**What to do:** Look for the word "through" in the entries and copy every line where it shows up.

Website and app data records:
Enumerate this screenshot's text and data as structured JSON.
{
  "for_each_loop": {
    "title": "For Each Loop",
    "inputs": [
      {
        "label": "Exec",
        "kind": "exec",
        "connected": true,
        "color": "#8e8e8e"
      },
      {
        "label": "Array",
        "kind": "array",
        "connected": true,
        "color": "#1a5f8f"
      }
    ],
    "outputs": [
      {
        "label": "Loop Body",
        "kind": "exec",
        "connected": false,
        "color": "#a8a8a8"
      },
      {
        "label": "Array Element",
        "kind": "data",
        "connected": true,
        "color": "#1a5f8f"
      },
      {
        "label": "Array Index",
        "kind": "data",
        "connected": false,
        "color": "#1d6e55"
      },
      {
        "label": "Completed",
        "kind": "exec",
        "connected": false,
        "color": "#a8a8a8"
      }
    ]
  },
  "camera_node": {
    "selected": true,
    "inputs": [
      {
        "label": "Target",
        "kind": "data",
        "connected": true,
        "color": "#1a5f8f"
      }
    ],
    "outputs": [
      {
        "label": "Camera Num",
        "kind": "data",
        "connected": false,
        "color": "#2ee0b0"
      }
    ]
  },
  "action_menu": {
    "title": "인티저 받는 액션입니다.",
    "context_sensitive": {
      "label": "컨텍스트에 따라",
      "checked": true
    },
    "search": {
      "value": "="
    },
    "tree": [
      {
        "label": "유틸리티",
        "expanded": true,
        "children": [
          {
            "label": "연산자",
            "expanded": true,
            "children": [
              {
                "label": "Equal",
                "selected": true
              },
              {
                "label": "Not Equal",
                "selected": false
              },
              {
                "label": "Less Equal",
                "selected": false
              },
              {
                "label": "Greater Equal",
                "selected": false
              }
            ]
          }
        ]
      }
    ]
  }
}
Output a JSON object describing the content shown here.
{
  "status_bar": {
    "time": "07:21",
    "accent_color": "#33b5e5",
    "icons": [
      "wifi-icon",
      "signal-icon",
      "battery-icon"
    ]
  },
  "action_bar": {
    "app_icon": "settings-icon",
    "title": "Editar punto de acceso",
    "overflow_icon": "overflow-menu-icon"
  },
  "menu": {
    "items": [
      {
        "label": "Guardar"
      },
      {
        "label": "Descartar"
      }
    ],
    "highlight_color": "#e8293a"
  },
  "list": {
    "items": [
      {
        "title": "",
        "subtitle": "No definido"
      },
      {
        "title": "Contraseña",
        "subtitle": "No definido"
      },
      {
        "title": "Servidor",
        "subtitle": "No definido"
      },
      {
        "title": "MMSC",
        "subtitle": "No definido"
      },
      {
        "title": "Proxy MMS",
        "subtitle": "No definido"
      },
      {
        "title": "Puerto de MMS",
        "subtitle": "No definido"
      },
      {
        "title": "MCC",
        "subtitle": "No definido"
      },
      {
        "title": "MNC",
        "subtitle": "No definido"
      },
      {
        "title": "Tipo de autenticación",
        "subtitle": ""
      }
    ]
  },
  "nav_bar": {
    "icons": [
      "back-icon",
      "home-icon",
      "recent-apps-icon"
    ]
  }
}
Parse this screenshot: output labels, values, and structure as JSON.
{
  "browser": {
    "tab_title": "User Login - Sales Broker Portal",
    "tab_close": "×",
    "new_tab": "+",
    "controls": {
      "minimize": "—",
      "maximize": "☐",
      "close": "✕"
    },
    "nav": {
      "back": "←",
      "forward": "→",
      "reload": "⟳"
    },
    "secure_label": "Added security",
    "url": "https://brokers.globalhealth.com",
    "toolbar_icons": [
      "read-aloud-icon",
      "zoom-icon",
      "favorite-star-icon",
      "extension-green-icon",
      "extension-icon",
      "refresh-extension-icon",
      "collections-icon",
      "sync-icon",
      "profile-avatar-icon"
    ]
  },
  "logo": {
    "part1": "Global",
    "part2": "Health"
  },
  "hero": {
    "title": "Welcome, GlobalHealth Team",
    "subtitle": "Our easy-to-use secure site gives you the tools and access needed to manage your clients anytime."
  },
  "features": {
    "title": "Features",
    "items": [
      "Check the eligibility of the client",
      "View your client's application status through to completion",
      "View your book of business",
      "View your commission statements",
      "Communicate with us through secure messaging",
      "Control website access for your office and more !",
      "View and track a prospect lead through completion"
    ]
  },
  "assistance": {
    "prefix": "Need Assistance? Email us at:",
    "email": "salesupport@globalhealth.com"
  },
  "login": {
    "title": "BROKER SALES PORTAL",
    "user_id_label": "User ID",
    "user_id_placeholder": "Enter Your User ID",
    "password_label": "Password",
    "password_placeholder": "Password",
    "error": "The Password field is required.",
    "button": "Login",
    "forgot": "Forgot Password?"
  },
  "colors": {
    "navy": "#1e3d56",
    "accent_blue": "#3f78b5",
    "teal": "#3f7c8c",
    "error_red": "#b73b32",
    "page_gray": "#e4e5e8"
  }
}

**Task answer:**
      "View your client's application status through to completion",
      "Communicate with us through secure messaging",
      "View and track a prospect lead through completion"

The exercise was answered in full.